The five chemicals were among 83 EPA's Office of Pollution Prevention and Toxics (OPPT) said it would analyze as part of a “work plan” announced in March 2012 (36 CRR 269, 3/5/12).

When used as a paint stripper, methylene chloride, also known as dichloromethane (DCM), and n-methylpyrrolidone (NMP) pose potential inhalation or dermal health concerns for some workers and consumers, OPPT said.

When used as a commercial or consumer degreasing agent or in a clear protective spray in arts and crafts, trichloroethylene (TCE) poses potential inhalation concerns for consumers and workers, OPPT said.

EPA's chemicals office focused on environmental issues for the remaining two chemicals--antimony trioxide (ATO, which is used in halogenated flame retardants) and 1,3,4,6,7,8-hexahydro-4,6,6,7,8,8,-hexamethylcyclopenta-y-2-benzopyran (HHCB, a fragrance in commercial and consumer products)--and concluded both compounds posed a “low concern” for ecological health. The assessment of these two chemicals focused only on ecological issues because human health concerns had been previously evaluated and determined to present minimal concerns.

Assessments Classified as 'Influential'

After the draft assessments are published in the Federal Register and public comment is gathered, they will be peer reviewed. EPA has classified the draft assesments as “influential” analyses, despite a request by four Senate Republicans and the American Chemistry Council to designate the risk assessments as “highly influential scientific assessments” (see related story).

According to guidance from the Office of Management and Budget, the “influential” classification would mean the risk assessments could be subject to less rigorous peer reviews than they would receive if designated as “highly influential.”

OPPT Director Wendy Cleland-Hamnett, told BNA Jan. 3 the peer reviews for these assessments will satisfy requirements for peer reviews of highly influential scientific assessments.

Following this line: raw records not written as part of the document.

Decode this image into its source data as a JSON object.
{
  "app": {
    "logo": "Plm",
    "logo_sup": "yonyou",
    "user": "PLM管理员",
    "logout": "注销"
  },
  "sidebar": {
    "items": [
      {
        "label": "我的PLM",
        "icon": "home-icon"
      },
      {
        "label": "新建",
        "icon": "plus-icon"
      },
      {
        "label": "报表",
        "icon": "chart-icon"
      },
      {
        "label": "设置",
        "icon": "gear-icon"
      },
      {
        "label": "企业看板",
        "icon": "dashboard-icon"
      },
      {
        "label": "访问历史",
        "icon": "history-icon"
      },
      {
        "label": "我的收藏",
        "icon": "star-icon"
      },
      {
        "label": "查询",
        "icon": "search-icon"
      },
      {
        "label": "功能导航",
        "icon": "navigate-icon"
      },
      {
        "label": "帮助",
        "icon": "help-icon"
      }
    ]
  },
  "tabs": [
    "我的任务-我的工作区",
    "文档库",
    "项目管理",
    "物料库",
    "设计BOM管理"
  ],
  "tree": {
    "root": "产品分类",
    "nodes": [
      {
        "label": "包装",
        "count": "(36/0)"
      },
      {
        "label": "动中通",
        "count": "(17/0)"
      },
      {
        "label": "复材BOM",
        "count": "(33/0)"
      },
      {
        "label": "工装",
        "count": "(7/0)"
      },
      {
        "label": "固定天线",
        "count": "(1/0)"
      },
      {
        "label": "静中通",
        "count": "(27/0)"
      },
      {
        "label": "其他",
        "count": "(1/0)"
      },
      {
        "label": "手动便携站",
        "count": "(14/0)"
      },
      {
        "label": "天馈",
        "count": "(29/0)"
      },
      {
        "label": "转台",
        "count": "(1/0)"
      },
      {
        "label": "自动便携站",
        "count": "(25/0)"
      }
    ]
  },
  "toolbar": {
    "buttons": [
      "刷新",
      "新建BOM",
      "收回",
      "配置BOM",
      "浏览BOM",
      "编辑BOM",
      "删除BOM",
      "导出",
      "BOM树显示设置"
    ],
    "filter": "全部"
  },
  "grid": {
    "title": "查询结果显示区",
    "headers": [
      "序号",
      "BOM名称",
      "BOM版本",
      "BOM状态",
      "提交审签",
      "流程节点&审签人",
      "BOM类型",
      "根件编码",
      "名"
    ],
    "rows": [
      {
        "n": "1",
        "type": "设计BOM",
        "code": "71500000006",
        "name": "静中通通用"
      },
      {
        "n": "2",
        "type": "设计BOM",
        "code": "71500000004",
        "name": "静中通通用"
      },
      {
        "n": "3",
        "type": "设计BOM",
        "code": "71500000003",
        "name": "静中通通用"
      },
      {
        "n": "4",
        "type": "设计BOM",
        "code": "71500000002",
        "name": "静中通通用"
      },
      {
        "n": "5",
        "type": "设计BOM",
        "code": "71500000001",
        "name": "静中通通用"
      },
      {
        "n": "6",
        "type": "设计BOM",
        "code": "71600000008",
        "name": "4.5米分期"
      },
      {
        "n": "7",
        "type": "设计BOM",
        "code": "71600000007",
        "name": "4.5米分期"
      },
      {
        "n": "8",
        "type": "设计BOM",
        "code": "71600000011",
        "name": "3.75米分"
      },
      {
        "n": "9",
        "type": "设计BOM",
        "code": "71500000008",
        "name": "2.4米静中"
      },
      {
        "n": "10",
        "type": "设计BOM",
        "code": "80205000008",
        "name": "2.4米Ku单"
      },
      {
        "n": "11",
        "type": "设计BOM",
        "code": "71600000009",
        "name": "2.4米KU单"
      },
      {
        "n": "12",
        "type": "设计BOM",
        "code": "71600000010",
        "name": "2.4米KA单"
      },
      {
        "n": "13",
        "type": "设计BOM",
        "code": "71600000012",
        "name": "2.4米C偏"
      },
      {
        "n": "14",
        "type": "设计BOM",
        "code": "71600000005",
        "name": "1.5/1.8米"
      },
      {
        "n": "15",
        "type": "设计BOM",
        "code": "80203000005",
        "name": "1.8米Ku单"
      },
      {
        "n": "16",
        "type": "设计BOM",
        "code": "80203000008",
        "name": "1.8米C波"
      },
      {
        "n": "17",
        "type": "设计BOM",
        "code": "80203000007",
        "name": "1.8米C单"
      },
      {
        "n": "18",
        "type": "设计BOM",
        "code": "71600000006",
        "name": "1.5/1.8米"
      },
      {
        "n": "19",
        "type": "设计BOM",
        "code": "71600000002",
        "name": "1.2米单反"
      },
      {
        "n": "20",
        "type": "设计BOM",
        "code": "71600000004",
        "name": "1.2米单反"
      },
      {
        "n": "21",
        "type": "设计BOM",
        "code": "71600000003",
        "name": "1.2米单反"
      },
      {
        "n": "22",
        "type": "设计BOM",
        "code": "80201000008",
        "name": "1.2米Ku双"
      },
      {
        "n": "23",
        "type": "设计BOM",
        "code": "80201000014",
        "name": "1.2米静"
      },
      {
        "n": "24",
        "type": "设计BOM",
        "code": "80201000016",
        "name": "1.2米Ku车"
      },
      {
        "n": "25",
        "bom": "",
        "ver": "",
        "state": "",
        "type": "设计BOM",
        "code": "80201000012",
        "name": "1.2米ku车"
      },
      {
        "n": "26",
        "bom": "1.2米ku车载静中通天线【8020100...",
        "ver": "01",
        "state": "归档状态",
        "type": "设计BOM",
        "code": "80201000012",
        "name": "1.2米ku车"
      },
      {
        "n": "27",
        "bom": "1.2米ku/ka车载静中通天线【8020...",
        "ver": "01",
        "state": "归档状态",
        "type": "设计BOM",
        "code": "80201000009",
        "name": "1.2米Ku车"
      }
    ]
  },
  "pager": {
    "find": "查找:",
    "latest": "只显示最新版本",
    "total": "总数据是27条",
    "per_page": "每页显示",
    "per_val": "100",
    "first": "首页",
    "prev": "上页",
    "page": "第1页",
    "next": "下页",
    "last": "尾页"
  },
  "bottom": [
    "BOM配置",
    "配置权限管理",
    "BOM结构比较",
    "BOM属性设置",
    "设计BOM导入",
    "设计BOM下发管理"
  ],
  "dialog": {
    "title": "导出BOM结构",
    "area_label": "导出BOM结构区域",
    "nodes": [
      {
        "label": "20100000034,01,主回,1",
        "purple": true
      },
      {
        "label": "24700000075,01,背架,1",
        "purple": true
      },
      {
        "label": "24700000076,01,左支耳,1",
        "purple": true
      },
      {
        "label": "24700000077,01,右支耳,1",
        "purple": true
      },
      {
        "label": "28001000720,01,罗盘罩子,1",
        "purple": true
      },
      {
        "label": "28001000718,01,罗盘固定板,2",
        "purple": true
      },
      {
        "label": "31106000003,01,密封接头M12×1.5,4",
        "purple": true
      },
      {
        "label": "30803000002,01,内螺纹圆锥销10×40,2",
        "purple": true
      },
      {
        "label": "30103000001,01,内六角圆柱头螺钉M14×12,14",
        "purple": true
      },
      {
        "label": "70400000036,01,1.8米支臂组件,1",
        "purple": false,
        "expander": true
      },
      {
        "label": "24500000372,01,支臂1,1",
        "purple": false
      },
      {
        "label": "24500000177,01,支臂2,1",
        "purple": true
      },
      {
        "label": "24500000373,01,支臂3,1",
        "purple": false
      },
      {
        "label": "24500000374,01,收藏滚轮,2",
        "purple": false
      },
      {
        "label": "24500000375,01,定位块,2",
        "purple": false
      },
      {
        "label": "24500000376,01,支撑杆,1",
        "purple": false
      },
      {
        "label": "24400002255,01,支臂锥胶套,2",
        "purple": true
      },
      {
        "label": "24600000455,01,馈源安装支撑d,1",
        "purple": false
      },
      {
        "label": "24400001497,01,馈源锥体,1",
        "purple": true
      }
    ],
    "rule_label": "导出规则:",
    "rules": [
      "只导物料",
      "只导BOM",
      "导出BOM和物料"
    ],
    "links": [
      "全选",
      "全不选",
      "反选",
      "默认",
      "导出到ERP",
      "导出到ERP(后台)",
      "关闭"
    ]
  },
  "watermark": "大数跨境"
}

'Push-Pull' Dynamic; Initial Reactions

The draft risk assessments illustrate a “push-pull” dynamic chemical manufacturers are likely to continue facing in 2013 as EPA “pushes out” preliminary conclusions about chemicals based on available data as a means of “pulling in” toxicity and exposure data from manufacturers, Jim Aidala, a senior government consultant with Bergeson & Campbell P.C. and former EPA assistant administrator of prevention, pesticides and toxic substances, previously told BNA.

The posting of OPPT's draft risk assessments spurred immediate reactions.

In a statement, the American Chemistry Council commended EPA for seeking public comment on the draft assessments prior to having them peer reviewed.

ACC said it would review the assessments to ensure their final iterations are based on “a scientifically-sound analysis of all relevant data and information, and meet the highest standards of scientific inquiry.”

In a statement, Renee Sharp, a senior scientist at the Environmental Working Group, said: “The risk assessments released today are an important step forward for consumer health and we commend the EPA for its efforts.”

“At the same time, they underscore the need for true chemical policy reform. Children, workers, and consumers will never be truly protected until chemicals are tested for safety before they are put on the market,” Sharp said.

EPA plans to conduct assessments on another 18 chemicals, including three flame retardants, five chlorinated hydrocarbons, and four fragrance chemicals, in 2013 and 2014 (106 DEN A-6, 6/4/12).

By Pat Rizzuto  


Comments on OPPT's draft risk assessments will be due 60 days after their availability is published in the Federal Register.

EPA will accept nominations for experts who could serve as peer reviewers of the documents for 30 days after that Federal Register notice is published.

The docket identification numbers for the five chemicals are: methylene chloride and n-methylpyrrolidone: EPA-HQ-OPPT-2012-0725; trichloroethylene: EPA-HQ-OPPT-2012-0723; antimony trioxide: EPA-HQ-OPPT-2012-0724; and HHCB: EPA-HQ-OPPT-2012-0722.

Comments as well as nominations should be submitted to http://www.regulations.gov using those Docket ID numbers.